The listing that follows must be retyped exactly, without its pictures.

:: AVAILABLE DATA ::

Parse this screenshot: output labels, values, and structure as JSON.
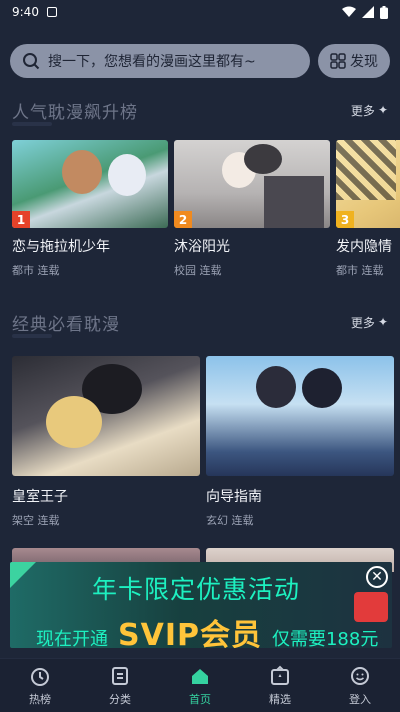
{
  "status": {
    "time": "9:40"
  },
  "search": {
    "placeholder": "搜一下，您想看的漫画这里都有~"
  },
  "discover": {
    "label": "发现"
  },
  "section1": {
    "title": "人气耽漫飙升榜",
    "more": "更多",
    "items": [
      {
        "rank": "1",
        "title": "恋与拖拉机少年",
        "meta": "都市 连载",
        "rank_color": "#e5422a"
      },
      {
        "rank": "2",
        "title": "沐浴阳光",
        "meta": "校园 连载",
        "rank_color": "#f08a1f"
      },
      {
        "rank": "3",
        "title": "发内隐情",
        "meta": "都市 连载",
        "rank_color": "#f0b21f"
      }
    ]
  },
  "section2": {
    "title": "经典必看耽漫",
    "more": "更多",
    "items": [
      {
        "title": "皇室王子",
        "meta": "架空 连载"
      },
      {
        "title": "向导指南",
        "meta": "玄幻 连载"
      }
    ]
  },
  "banner": {
    "line1": "年卡限定优惠活动",
    "line2a": "现在开通",
    "line2b": "SVIP会员",
    "line2c": "仅需要188元"
  },
  "tabs": [
    {
      "label": "热榜",
      "icon": "hot-icon"
    },
    {
      "label": "分类",
      "icon": "category-icon"
    },
    {
      "label": "首页",
      "icon": "home-icon"
    },
    {
      "label": "精选",
      "icon": "featured-icon"
    },
    {
      "label": "登入",
      "icon": "login-icon"
    }
  ]
}
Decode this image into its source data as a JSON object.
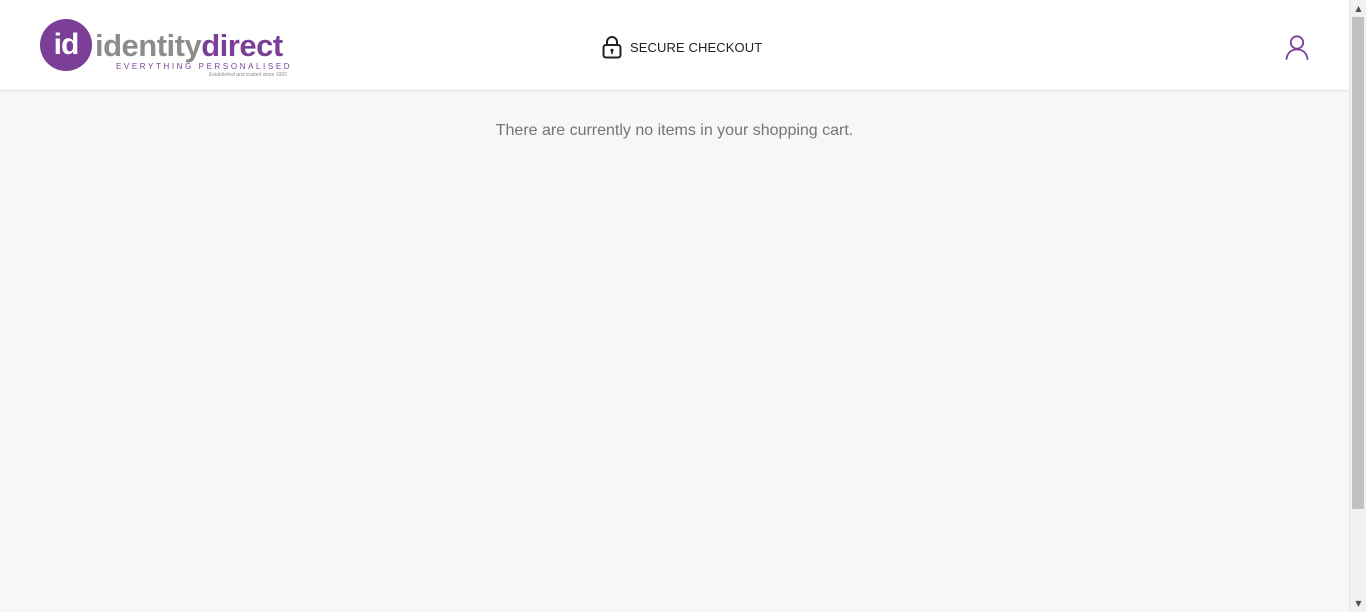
{
  "header": {
    "logo": {
      "badge": "id",
      "word_part1": "identity",
      "word_part2": "direct",
      "tagline": "EVERYTHING PERSONALISED",
      "established": "Established and trusted since 1992."
    },
    "secure_checkout": {
      "icon": "lock-icon",
      "label": "SECURE CHECKOUT"
    },
    "account": {
      "icon": "user-icon"
    }
  },
  "main": {
    "empty_cart_message": "There are currently no items in your shopping cart."
  },
  "colors": {
    "brand_purple": "#7b3f98",
    "brand_grey": "#8c8c8c",
    "page_background": "#f7f7f7",
    "header_background": "#ffffff",
    "message_text": "#757575"
  },
  "scrollbar": {
    "up_icon": "scroll-up-arrow-icon",
    "down_icon": "scroll-down-arrow-icon"
  }
}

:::

▶ EXPECTED OUTPUT:
Parse this screenshot: output labels, values, and structure as JSON.
{
  "status": {
    "time": "9:40"
  },
  "search": {
    "placeholder": "搜一下，您想看的漫画这里都有~"
  },
  "discover": {
    "label": "发现"
  },
  "section1": {
    "title": "人气耽漫飙升榜",
    "more": "更多",
    "items": [
      {
        "rank": "1",
        "title": "恋与拖拉机少年",
        "meta": "都市 连载",
        "rank_color": "#e5422a"
      },
      {
        "rank": "2",
        "title": "沐浴阳光",
        "meta": "校园 连载",
        "rank_color": "#f08a1f"
      },
      {
        "rank": "3",
        "title": "发内隐情",
        "meta": "都市 连载",
        "rank_color": "#f0b21f"
      }
    ]
  },
  "section2": {
    "title": "经典必看耽漫",
    "more": "更多",
    "items": [
      {
        "title": "皇室王子",
        "meta": "架空 连载"
      },
      {
        "title": "向导指南",
        "meta": "玄幻 连载"
      }
    ]
  },
  "banner": {
    "line1": "年卡限定优惠活动",
    "line2a": "现在开通",
    "line2b": "SVIP会员",
    "line2c": "仅需要188元"
  },
  "tabs": [
    {
      "label": "热榜",
      "icon": "hot-icon"
    },
    {
      "label": "分类",
      "icon": "category-icon"
    },
    {
      "label": "首页",
      "icon": "home-icon"
    },
    {
      "label": "精选",
      "icon": "featured-icon"
    },
    {
      "label": "登入",
      "icon": "login-icon"
    }
  ]
}
Decode this image into its source data as a JSON object.
{
  "header": {
    "logo": {
      "badge": "id",
      "word_part1": "identity",
      "word_part2": "direct",
      "tagline": "EVERYTHING PERSONALISED",
      "established": "Established and trusted since 1992."
    },
    "secure_checkout": {
      "icon": "lock-icon",
      "label": "SECURE CHECKOUT"
    },
    "account": {
      "icon": "user-icon"
    }
  },
  "main": {
    "empty_cart_message": "There are currently no items in your shopping cart."
  },
  "colors": {
    "brand_purple": "#7b3f98",
    "brand_grey": "#8c8c8c",
    "page_background": "#f7f7f7",
    "header_background": "#ffffff",
    "message_text": "#757575"
  },
  "scrollbar": {
    "up_icon": "scroll-up-arrow-icon",
    "down_icon": "scroll-down-arrow-icon"
  }
}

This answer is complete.